While most ready-made picture frames come with clear glass, this may not necessarily be the optimum glazing for your artwork. There is a wide range of glazing options available for anyone having a picture frame custom made, and before any final decision is made on the glazing to be employed, you should be aware of what  options are available, and what would be best for your own particular situation.


The most critical aspect in choosing what type of glazing is most suitable is the effect of UltraViolet (UV) rays on the artwork being framed. While most daylight rays will fade inks in photographs and prints, the worst rays are the UV rays. UV light contributes to severe colour loss, paper embrittlement, and deterioration of artwork These effects can be cumulative, and are irreversible. And UV rays are not just confined to daylight rays, as flourescent lights can have a high concentration of UV rays. Therefore UV filtering glass should always be considered to minimise the damaging effects of UV rays, from both indoor and outdoor light sources .


This consideration is more of a personal choice, although it can also depend on where the artwork is going to be positioned. This glazing utilises a single sided etch on the glass to minimise reflections or glare. If artwork is to be hung in a position where light is likely to reflect off the artwork, then consideration should be given to using non-reflective or non-glare glass. Note that with this type of glazing, there can be loss of clarity or resolution if it is too far from the artwork. For this reason, we recommend that non-reflecting glass should not be used if it is to be any more than 3 matboard thicknesses from the artwork.

Glazing Choices offered.

Through discussing your requirements, we will suggest to you what would be the best for the glazing of your artwork. Your final choice will come from:

  • Clear glass (No glare or UV protection)
  • Non-Reflecting glass (Glare free, no UV protection)
  • Conservation Clear Glass (blocks 98% of UV, no glare protection)
  • Conservation Reflection Control (blocks 98% of UV, with glare protection)
  • Museum Glass (Reduces reflection by over 85%, blocks 98% of UV light Rays)

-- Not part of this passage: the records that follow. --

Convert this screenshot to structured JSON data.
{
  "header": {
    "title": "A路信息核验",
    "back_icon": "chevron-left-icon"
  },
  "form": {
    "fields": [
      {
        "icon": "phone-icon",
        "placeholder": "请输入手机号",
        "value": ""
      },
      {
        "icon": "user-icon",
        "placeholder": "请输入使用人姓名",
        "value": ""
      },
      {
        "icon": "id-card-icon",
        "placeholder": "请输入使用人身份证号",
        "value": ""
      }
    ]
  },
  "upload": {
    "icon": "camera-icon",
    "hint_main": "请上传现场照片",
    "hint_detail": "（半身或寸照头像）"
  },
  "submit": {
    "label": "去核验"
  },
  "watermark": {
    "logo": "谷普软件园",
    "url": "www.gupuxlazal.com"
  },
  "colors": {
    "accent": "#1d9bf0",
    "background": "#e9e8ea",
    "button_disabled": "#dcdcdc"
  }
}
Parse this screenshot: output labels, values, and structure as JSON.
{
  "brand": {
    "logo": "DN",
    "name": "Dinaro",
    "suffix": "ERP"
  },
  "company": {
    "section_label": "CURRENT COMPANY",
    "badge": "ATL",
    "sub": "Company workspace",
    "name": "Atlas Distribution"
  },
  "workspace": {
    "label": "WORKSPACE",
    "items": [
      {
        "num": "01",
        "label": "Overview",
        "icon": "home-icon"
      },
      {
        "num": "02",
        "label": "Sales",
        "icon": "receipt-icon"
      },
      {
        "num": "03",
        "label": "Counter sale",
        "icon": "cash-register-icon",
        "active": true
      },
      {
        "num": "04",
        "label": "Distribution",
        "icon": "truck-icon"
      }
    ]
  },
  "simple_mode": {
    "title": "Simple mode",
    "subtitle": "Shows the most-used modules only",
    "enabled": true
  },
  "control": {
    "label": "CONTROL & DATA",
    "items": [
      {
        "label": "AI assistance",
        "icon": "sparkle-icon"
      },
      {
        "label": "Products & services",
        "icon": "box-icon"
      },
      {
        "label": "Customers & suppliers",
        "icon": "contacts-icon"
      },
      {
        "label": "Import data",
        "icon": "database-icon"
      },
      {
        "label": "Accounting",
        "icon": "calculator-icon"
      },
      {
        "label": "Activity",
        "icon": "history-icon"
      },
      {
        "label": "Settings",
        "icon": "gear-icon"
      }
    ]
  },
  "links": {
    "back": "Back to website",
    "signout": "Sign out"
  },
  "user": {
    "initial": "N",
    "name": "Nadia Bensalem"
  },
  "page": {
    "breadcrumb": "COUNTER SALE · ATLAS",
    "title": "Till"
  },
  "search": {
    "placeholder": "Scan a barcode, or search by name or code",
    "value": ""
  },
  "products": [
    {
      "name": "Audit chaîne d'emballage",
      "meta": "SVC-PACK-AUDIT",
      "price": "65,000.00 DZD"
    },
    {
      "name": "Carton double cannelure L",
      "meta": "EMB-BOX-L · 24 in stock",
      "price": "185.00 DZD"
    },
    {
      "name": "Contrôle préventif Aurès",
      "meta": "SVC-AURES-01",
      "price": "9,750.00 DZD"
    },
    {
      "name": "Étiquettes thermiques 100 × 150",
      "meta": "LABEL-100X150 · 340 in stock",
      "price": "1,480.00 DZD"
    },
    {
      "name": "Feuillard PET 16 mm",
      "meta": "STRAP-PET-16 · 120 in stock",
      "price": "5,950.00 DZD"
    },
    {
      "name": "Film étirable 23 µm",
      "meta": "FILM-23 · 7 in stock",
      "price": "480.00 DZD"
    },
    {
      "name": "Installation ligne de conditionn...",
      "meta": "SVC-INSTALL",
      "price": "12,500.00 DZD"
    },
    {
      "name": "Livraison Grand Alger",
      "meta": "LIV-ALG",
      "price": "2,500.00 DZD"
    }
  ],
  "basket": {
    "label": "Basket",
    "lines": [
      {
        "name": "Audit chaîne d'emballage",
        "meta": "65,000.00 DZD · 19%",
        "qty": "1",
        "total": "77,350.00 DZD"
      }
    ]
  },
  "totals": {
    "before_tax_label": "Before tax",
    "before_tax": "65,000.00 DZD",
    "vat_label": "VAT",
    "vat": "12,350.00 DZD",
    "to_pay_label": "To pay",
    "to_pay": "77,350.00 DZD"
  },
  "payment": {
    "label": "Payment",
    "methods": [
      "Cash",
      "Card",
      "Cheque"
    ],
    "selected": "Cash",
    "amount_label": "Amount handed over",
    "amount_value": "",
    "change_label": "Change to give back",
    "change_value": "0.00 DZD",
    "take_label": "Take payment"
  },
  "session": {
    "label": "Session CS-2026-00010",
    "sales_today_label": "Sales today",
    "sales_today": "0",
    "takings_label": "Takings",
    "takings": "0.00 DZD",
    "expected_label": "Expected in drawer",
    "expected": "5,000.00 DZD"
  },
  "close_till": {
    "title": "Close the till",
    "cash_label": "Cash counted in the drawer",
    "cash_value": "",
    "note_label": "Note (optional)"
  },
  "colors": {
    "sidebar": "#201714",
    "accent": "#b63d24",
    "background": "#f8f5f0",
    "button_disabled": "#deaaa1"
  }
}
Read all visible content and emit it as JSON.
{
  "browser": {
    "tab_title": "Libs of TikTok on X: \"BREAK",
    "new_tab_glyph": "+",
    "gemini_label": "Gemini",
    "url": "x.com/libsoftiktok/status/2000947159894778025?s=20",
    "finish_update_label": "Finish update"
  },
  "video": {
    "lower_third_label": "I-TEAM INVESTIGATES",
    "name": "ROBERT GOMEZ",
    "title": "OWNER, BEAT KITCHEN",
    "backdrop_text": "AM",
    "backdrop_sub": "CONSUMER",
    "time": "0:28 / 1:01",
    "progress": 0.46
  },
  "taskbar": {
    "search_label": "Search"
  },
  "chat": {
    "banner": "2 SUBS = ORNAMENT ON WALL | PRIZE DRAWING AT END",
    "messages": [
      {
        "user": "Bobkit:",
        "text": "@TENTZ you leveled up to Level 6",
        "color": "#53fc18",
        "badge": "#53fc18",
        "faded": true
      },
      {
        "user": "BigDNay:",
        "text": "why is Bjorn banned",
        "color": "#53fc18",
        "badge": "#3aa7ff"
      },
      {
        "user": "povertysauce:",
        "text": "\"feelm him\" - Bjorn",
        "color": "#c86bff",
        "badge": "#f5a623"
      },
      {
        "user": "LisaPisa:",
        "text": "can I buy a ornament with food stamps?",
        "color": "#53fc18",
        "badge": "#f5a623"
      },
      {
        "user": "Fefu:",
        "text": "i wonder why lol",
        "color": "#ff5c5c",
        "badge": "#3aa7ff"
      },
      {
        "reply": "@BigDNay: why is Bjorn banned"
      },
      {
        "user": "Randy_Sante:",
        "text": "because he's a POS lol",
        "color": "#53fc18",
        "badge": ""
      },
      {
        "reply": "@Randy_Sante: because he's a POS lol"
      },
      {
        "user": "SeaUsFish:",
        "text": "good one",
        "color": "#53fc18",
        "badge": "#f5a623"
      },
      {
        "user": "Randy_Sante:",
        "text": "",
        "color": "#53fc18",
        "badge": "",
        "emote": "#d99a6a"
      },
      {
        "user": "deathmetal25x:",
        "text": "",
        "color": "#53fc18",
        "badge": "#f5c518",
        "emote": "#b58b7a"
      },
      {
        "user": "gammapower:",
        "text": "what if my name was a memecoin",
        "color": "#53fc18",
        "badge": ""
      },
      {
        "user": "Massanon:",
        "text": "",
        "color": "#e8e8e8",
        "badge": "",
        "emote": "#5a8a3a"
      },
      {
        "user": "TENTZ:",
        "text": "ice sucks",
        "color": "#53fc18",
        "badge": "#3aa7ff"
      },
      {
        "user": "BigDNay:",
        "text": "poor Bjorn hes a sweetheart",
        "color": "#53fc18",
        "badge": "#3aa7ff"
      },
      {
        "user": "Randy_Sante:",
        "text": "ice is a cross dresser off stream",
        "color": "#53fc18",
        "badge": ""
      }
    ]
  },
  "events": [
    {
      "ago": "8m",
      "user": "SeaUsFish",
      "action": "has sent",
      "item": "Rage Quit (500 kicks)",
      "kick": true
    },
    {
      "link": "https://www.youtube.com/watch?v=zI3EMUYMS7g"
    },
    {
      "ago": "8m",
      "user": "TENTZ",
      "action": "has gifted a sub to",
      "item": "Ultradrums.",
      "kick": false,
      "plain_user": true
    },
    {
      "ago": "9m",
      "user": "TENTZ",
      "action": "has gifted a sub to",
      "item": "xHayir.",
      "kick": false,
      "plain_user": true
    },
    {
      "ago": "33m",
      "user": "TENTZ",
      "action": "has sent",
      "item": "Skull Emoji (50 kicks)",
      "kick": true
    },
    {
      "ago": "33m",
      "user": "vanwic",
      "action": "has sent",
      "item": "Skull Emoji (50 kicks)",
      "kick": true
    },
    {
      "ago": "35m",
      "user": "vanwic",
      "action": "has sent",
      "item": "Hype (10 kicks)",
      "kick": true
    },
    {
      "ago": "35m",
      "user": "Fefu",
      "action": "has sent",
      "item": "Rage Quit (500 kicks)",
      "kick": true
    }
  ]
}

We would be pleased to discuss the advantages of each option with you, and can show you samples of each type of glazing, so that you can clearly understand the differences. As a general rule, we would normally recommend that a conservation approach to framing should be applied, thereby recommending the use of UV filtering glass; however, we would always discuss this option with you before any final decision is made.